By Jérémie A. Kathalay
Posted on June 28, 2022
Canada is one of the “melting pots” of the world because of the diversity that blooms in each region. Places around the world see Canada as a place of acceptance, where everyone thrives and achieves success. If one did not know any better, Canada may be considered the most perfect country on the planet. From apologizing too much to living in igloos, it seems Canada can do no wrong. Especially with its history. It is not a question of how long ago but rather how far it went. There is a belief that there is no longer a race issue and Canada has become a better place for all minorities. This belief could be due to a lack of education on race in this country as it is not taught in schools, or it could be something that the country wants to keep in the past. Either way, what remains in the dark seeks the light at some point.
Racism in Canada by Vic Satzewich explains that before the beginning of the American Civil War, Canada was the end point of the Underground Railroad. Runaway slaves would find themselves in the southern regions of Canada for safety and freedom. One of these places was in the southeastern region, Nova Scotia. The name may be familiar to many, though you may not be familiar with the community Black Canadians formed after being rejected by white Nova Scotians: Africville.
Many Black individuals already lived in this region, however, larger groups of Black settlers came to the province right after the American Revolution. Without any aid from the government, these settlers had no choice but to reside on the southside of Nova Scotia which was not favorable in any shape or form. Like any community however, coming together created a home in Africville. From building schools to stores and churches, the people made it a real community. In a story published by journalist Matthew McRae, a quote from one of the residents, Irvine Carvery, speaks on the environment of the town. He said, “You weren’t isolated at any time living in Africville, you always felt at home.”

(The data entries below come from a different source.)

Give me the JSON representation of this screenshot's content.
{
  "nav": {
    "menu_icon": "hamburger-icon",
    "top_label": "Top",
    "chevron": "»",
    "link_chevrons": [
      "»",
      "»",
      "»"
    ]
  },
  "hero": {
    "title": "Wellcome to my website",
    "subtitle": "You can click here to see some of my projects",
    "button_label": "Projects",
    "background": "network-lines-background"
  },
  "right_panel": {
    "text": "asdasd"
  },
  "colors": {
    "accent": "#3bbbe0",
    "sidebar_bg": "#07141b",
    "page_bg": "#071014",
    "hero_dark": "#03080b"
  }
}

However, Africville was not free from racism or segregation like in the United States. Despite being a place of sanctuary for many there, the racism and lack of essential needs were hefty hurdles for the people of Africville. There was no access to clean water or a proper sewage system. Yet, Africville residents continuously paid taxes, contributing to the region of Halifax, even though they never saw the benefits. The city made it clear that it had no intention of helping the people in the community, as they built around Africville. If it wasn’t enough to treat Africville residents like second-class citizens, more drastic measures were soon taken.
In the United States, there was a place in Tulsa, Oklahoma known as the Black Wall Street. Black Americans were the primary residents of Black Wall Street and the name suited it well. The town flourished and circulated enough profit to support many Black-owned businesses. It was known to have been the wealthiest place where Black people resided in the nation. Black Wall Street unfortunately was not here to stay.
On May 31, 1921, a mob of armed white aggressors came through the town, burning down every establishment in their way. A few deaths were recorded; however, the true number is likely in the hundreds. This was and is one of the deadliest attacks on American soil to date.
What does this have to do with Africville? Like in Tulsa, white people in Nova Scotia were threatened by a strong Black community. The city of Halifax made the decision that the people of Africville needed to be displaced and relocated. Some residents received payment for the relocation but only if they had proof of ownership. Without it, residents were given very little money to see themselves off. Intimidation was a tactic that was used as well, making it clear that the plan was to get rid of a thriving Black community in Canada. Africville was eventually destroyed in January 1970.
Whether it be the act of independence from the white savior complex mindset that brought upon the prejudice and racism towards the people of Africville, or just the fear of having Black people too close to white communities, Canada has a history of racism that is largely left out of textbooks. Acknowledging that it exists is the first step to understanding and rectifying these acts, and avoiding them from happening again.